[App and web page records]
========

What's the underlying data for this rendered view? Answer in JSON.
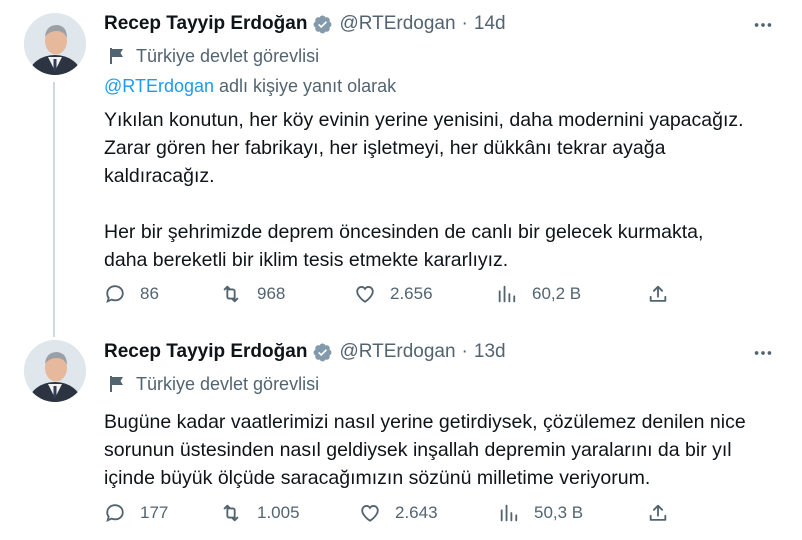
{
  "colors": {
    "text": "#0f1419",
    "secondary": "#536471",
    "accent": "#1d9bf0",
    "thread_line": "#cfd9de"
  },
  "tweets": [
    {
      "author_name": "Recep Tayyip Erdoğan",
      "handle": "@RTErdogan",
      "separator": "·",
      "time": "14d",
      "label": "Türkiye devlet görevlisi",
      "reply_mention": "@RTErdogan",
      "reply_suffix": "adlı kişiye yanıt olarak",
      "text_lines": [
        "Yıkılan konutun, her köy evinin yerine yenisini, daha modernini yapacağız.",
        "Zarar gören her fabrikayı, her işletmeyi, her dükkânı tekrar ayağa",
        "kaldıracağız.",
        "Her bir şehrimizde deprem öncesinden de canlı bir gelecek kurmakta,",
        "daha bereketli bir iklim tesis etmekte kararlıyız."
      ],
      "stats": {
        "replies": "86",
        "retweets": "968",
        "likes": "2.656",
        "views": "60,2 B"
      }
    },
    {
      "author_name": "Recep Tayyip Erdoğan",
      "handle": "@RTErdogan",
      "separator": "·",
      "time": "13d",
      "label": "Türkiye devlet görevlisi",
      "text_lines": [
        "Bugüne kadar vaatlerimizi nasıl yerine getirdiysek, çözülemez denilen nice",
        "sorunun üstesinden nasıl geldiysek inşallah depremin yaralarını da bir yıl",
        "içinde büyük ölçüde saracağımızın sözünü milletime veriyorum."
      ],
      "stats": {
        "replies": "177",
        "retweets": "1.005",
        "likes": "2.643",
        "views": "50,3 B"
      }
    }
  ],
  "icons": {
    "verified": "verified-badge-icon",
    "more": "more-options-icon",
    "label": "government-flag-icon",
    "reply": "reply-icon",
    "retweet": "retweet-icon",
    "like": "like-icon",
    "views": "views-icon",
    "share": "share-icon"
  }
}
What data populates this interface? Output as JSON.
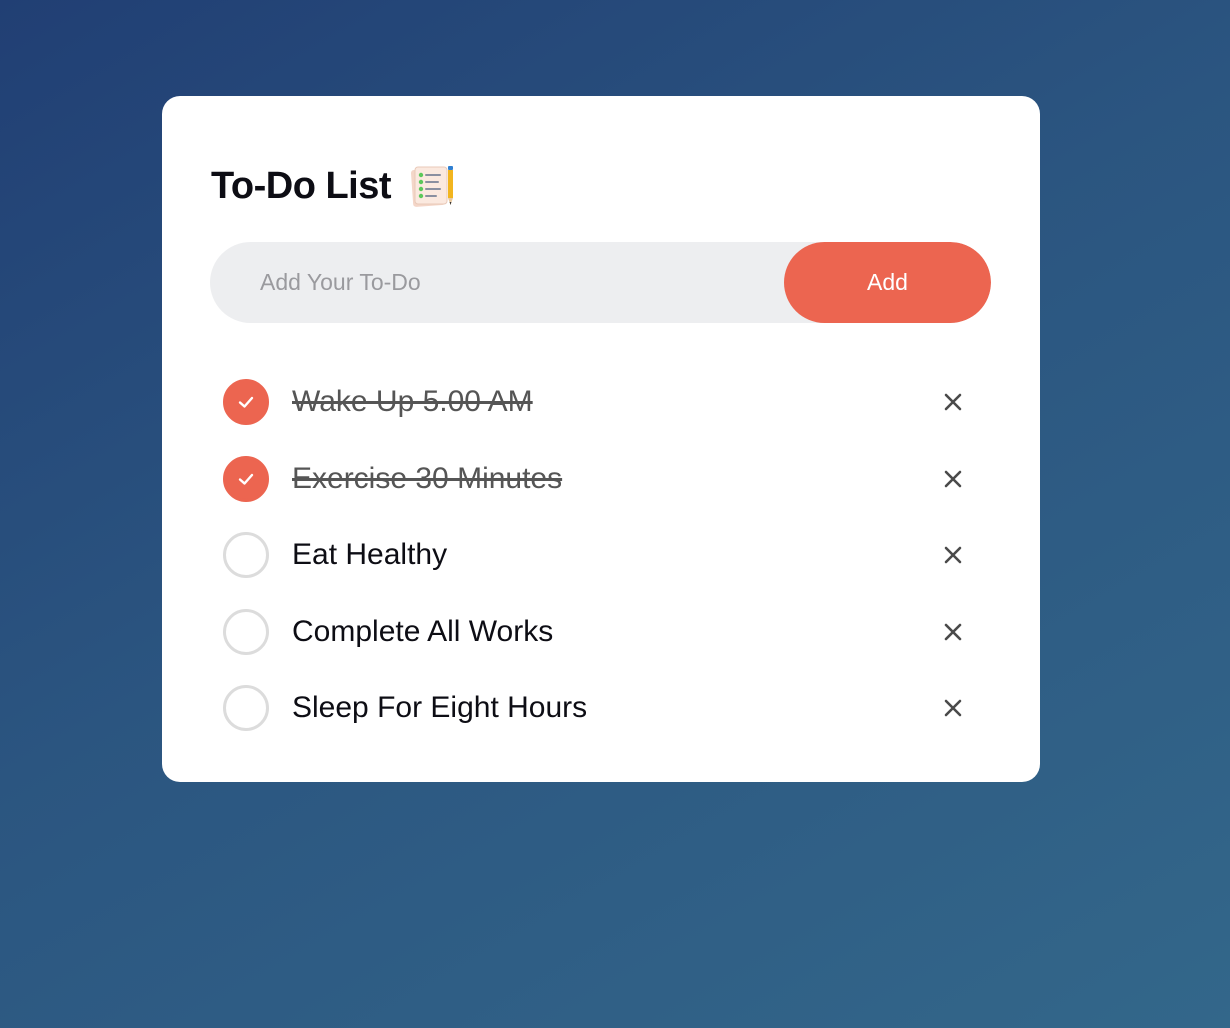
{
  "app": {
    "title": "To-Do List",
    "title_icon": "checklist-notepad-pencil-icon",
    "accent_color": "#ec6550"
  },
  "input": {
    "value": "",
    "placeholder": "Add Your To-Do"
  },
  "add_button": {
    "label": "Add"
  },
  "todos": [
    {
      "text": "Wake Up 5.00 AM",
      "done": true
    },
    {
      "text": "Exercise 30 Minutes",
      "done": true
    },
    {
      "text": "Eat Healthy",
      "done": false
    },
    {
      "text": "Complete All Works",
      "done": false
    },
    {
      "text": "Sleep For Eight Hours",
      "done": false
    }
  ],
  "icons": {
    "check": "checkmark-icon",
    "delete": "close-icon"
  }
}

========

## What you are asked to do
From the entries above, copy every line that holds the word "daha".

## Written answer
        "Yıkılan konutun, her köy evinin yerine yenisini, daha modernini yapacağız.",
        "daha bereketli bir iklim tesis etmekte kararlıyız."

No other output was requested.